Selecting the perfect floor with all of these challenges in mind can be a daunting task. The team at Ambassador Floor is always ready to answer any questions you might have. Tell us if we can help!
Picking out the right wallpaper suitable to a room can be a real challenge. Among the wide array of choices, it can be frustrating to select only one. Fortunately, there are many aesthetic factors that can help thin out the options.
The mood for a room can be set using the appropriate colors. In bedrooms, studies and other tranquil spaces, subdued shades and soothing patterns are usually preferred. The bright colors are left to small accent pieces. Conversely, in areas that are busier areas such as recreational rooms, bright colors can evoke excitement. In areas that are meant for social gatherings such as the living area, warm colors such as red make the ambience more inviting and intimate.
Aside from the function of the room, objects already present inside the room are a great place to start when choosing the colors for the walls. The tiles on the floor as well as eye-catching furniture can dictate the scheme.
Patterns can emphasize the size and shape of a room. Horizontal movements (think stripes) on the prints, for example, make a room seem wider. Vertical patterns, on the other hand, make the ceiling appear higher.
Wallpapers with small-scaled prints can also make the room look larger than it really is, and larger patterns can create a sense of intimacy. For rooms with less furniture, large-scaled prints of bright colors but dark backgrounds can make it seem more furnished. Also large-scaled prints and vertical movements are suitable for formal areas.
Similar to colors, patterns can also evoke different feelings. Mixing too many different patterns can make the room look busy and cluttered, and should be avoided. With proper balance, however, combinations can become an effective design statement. Patterns that repeat the same colors or feature different scales can work well together.
Wallpaper that simulates the look of different materials can create a perception of texture. Others will even have real texture. Textured wallpaper, whether by print or by actual texture, can help to cover up architectural imperfections. When deciding on whether to use textured wallpaper, it is important to remember that textures make colors seem darker than they really are.
Keeping in mind all of these considerations, the challenge of picking out the right wallpaper can be made a bit easier. Of course, other factors such as the budget, wall space, type of wallpaper and application process should also be considered. The aesthetic concerns, nevertheless, can help in narrowing down the diverse array of choices.
As you decorate or redecorate your home, take advantage of the opportunity to create a home sample kit. During this time, it’s easy to grab samples of your new surfaces – flooring, tile and paint, if you get them during installation. When you’re grabbing samples, bigger is not always better. You need just enough to give you the color or pattern.

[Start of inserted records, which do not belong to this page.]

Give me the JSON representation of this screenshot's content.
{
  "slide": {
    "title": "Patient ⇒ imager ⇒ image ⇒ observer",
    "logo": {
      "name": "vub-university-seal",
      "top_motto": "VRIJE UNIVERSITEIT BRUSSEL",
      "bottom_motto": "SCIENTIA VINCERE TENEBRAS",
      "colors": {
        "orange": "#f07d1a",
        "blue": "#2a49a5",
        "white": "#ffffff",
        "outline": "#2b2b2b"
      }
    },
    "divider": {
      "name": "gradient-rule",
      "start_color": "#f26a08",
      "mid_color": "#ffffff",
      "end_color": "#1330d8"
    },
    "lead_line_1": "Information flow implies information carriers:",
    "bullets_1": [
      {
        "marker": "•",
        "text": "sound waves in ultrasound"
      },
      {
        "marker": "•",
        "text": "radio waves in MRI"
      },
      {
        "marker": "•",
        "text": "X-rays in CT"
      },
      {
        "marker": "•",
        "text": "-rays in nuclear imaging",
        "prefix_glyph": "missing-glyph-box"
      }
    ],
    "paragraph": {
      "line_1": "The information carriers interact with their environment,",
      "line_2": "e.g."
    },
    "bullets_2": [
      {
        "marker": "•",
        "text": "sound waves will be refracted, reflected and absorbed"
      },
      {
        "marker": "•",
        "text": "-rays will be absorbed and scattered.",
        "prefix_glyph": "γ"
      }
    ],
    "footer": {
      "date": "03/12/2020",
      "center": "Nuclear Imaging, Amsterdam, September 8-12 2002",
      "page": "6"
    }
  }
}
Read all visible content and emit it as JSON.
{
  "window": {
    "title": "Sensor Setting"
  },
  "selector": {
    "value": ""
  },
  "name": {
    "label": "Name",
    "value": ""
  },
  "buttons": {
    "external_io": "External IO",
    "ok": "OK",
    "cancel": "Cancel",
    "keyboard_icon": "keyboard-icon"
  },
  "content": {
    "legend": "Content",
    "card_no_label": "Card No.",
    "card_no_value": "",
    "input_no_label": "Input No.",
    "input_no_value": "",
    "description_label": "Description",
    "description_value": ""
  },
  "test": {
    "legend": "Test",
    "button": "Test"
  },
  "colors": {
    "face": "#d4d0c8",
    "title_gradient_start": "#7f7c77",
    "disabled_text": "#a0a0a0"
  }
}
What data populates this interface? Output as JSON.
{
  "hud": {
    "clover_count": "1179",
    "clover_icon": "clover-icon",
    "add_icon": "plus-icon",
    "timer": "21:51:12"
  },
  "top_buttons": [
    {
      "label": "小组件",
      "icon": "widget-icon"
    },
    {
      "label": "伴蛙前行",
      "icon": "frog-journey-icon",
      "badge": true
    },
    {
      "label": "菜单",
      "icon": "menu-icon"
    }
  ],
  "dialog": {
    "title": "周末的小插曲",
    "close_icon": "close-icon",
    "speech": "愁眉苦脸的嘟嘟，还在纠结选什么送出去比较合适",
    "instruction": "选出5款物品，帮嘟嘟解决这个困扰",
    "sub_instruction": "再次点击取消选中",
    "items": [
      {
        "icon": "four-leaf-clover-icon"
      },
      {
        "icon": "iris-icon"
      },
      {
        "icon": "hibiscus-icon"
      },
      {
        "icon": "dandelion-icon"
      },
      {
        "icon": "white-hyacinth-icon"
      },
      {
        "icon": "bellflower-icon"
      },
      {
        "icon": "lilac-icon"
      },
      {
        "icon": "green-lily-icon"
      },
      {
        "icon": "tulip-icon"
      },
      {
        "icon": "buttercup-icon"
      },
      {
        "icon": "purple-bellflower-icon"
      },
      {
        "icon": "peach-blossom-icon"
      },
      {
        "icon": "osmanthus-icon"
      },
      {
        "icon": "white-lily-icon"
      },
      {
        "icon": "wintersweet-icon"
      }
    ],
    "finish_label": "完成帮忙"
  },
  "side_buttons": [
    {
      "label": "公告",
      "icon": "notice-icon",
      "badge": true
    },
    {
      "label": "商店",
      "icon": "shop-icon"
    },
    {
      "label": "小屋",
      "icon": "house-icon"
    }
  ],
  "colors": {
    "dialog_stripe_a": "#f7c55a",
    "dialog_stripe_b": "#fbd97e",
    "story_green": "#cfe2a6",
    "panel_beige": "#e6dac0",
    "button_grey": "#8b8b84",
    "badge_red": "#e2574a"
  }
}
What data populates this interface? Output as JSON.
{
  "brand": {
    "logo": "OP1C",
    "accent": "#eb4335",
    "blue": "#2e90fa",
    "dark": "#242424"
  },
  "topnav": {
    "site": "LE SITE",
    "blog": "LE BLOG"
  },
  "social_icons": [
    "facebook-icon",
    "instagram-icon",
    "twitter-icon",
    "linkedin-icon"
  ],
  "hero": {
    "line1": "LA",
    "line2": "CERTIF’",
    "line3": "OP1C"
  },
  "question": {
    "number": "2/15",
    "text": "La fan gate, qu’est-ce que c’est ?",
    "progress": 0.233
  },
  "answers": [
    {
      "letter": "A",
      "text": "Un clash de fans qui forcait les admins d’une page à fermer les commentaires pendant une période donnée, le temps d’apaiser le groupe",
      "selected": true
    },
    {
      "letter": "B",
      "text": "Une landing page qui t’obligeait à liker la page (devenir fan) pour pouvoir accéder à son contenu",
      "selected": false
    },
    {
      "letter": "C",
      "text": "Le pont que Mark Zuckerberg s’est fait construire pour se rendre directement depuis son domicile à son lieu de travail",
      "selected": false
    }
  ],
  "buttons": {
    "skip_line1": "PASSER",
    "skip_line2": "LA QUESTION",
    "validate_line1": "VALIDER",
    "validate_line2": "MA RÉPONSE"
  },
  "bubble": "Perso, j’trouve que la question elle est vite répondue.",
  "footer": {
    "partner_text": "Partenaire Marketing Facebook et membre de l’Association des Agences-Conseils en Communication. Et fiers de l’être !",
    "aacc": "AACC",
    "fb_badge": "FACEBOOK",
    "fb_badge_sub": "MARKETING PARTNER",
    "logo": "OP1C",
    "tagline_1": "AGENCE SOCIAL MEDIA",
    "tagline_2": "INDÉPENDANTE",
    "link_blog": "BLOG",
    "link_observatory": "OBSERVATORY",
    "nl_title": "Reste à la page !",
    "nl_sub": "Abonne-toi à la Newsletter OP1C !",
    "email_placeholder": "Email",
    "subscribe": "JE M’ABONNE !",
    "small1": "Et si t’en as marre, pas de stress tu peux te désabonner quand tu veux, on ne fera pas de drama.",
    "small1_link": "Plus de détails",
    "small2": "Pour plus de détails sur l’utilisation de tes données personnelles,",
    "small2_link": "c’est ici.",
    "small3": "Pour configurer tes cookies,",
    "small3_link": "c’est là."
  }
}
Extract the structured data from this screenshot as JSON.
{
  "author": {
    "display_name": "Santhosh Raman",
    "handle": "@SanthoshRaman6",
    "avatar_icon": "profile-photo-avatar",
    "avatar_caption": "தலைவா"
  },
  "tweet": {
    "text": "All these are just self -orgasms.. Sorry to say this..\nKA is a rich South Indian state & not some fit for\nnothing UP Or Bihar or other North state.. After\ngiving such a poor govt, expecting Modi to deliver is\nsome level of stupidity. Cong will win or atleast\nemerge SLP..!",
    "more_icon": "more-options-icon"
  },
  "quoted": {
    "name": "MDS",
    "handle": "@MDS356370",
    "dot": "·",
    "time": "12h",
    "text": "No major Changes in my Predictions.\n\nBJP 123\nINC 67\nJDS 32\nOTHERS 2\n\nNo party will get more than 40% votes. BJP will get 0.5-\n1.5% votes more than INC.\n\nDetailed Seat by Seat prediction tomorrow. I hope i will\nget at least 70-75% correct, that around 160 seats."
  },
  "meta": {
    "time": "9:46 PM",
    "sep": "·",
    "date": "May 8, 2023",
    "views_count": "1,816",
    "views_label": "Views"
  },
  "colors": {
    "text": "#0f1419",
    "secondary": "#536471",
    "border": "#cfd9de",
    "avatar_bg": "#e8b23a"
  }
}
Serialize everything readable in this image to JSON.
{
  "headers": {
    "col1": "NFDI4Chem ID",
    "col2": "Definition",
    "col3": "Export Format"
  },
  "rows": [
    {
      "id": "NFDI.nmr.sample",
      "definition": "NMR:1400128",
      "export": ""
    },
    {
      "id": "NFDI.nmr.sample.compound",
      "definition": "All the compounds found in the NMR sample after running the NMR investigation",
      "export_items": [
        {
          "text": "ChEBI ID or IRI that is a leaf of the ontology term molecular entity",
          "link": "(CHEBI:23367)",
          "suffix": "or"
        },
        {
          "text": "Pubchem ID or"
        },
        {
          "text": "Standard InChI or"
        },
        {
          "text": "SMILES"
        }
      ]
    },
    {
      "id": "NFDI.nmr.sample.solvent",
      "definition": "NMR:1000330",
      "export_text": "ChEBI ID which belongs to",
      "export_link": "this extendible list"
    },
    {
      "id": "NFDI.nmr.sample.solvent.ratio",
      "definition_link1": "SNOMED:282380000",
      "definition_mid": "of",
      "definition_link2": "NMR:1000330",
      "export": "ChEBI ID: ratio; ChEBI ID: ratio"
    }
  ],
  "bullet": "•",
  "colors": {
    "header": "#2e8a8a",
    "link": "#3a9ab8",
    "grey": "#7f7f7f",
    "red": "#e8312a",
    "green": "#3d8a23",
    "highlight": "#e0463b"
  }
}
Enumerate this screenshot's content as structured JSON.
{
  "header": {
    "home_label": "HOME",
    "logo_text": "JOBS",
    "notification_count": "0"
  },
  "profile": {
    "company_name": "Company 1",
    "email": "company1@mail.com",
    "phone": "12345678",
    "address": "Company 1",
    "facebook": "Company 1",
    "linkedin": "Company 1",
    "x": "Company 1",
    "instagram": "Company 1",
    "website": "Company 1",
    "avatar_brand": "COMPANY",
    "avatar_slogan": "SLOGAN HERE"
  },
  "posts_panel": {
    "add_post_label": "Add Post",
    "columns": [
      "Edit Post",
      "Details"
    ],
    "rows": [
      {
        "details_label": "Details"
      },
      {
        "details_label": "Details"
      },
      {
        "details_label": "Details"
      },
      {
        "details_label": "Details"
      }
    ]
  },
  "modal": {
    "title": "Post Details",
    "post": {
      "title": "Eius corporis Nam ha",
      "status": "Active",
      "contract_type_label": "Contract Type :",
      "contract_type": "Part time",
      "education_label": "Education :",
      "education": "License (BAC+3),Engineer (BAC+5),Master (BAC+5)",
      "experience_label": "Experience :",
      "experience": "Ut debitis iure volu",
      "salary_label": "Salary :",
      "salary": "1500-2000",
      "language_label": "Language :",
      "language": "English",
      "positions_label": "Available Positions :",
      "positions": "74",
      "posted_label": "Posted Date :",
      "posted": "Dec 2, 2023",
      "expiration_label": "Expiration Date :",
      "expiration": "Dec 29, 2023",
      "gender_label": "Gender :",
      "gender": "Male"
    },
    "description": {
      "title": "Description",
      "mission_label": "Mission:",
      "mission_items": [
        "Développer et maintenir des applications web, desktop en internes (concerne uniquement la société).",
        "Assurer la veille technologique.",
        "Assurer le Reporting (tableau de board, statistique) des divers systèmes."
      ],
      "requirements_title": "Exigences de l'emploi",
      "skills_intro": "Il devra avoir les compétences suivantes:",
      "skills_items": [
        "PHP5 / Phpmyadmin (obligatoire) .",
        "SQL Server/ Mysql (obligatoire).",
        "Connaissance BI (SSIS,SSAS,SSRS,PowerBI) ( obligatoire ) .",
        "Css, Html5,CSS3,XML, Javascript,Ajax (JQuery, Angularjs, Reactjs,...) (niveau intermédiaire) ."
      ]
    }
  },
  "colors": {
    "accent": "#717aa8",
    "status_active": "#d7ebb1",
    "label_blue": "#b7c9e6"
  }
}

For flooring, look for fragments left as the installers cut carpet, wood and tile to fit your space. If you have tile in your bathroom or kitchen, don’t neglect fragments there. For paint, get a small pack of index cards and paint one in each room’s color or colors, labeling them with the room and name and type of paint on the back. An index card is large enough for a custom paint mixer to recreate your color later if you need it.
Fabric samples are important too. If you’ve ordered drapes or furniture, ask for a few scraps of your fabric to add to your sample collection.
Take a few photos of each room from several angles to complete your sample collection. Some samples live in photo boxes, others in large envelopes. Determine the right containers for you, label each with the room name, and then put the containers away. When it’s time for additional elements for a room, bring your samples with you. Update each as needed, and you will find them useful for years!